Floating Offshore Wind Turbines Could Drive Japan’s Renewable Energy Future

Floating Offshore Wind Turbines Could Drive Japan’s Renewable Energy Future.

Reported by Chris Rose at RenewableEnergyWorld.com:

The experimental project is funded by the government and led by Marubeni Corp. It requires approval from local fishermen before becoming a commercial operation. The 2-megawatt turbine from Hitachi Ltd. was nicknamed “Fukushima Mirai,” the Bloomberg report said, adding a floating substation has also been set up and bears the name “Fukushima Kizuna.” Mirai means future, while kizuna translates as ties.

Two more turbines by Mitsubishi Heavy Industries Ltd., with 7 MW of capacity each, are expected to also be installed. Bloomberg noted the Ministry of Economy, Trade and Industry has said the floating offshore capacity may be expanded to 1,000 MW.

Given location has been secured and transmission lines are in place, it seems quite feasible to place an Energy Island in the vicinity of a floating wind turbine(s) to add energy storage (CAES) plus means to tap tidal, wave, and solar sources of energy. That addition would offer means to provide a much more abundant and reliable supply.

Breaking News from Grist: Vermont’s Yankee Nuclear Power Plant to Close

“… the news came at a surprising time: Just two weeks ago, Entergy won a hard-fought U.S. Court of Appeals case. The court ruled that Vermont lawmakers, who’ve been worried by the plant’s poor safety history, lacked the authority to shutter it.”

… more

We have known green energy technologies that can be used to replace generating plants that are unsafe or use fossil fuels. Political leaders need to pass a reasonable carbon tax to facilitate change to green energy before the planet fries. Can green energy supply what is needed? See report from Reality Drop

America has far more than enough renewable energy resources to meet its entire electric demand.

World-class renewable resources from wind in the Great Plains to solar in the Southwest could power the whole country more than a dozen times over.

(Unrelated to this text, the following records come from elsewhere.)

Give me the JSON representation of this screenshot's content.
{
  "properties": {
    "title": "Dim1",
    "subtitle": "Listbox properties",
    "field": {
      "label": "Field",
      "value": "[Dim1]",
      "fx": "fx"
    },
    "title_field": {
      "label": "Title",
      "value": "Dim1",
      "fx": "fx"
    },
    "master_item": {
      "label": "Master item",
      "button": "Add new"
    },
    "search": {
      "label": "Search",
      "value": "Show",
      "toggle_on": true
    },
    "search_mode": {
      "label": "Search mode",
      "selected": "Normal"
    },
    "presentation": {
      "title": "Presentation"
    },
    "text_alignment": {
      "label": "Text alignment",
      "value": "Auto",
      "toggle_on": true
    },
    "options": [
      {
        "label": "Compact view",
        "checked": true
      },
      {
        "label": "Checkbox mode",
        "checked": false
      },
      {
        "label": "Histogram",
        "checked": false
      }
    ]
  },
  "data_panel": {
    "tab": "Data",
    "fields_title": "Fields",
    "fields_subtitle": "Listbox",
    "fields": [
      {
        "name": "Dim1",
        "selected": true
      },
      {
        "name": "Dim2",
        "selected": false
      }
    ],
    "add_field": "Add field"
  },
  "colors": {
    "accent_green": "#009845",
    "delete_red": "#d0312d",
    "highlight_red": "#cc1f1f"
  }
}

The fuel for these power plants, wind and sunlight, are unlimited and will always be free. State renewable energy standards once considered ambitious at 10 to 40 percent now look modest in light of recent growth. Given our current understanding of renewable energy resources, technology, cost, and integration, it’s now realistic to envision a future where renewable resources provide far higher shares of America’s electric generation needs — 80 to 90 percent or more. The only remaining barriers to achieving such massive increases in renewable energy use are a lack of understanding and a lack of political will. We are overcoming the former as we discover the truth about renewable energy. It’s inexpensive, reliable, abundant, all-American — and yes, it’s still clean.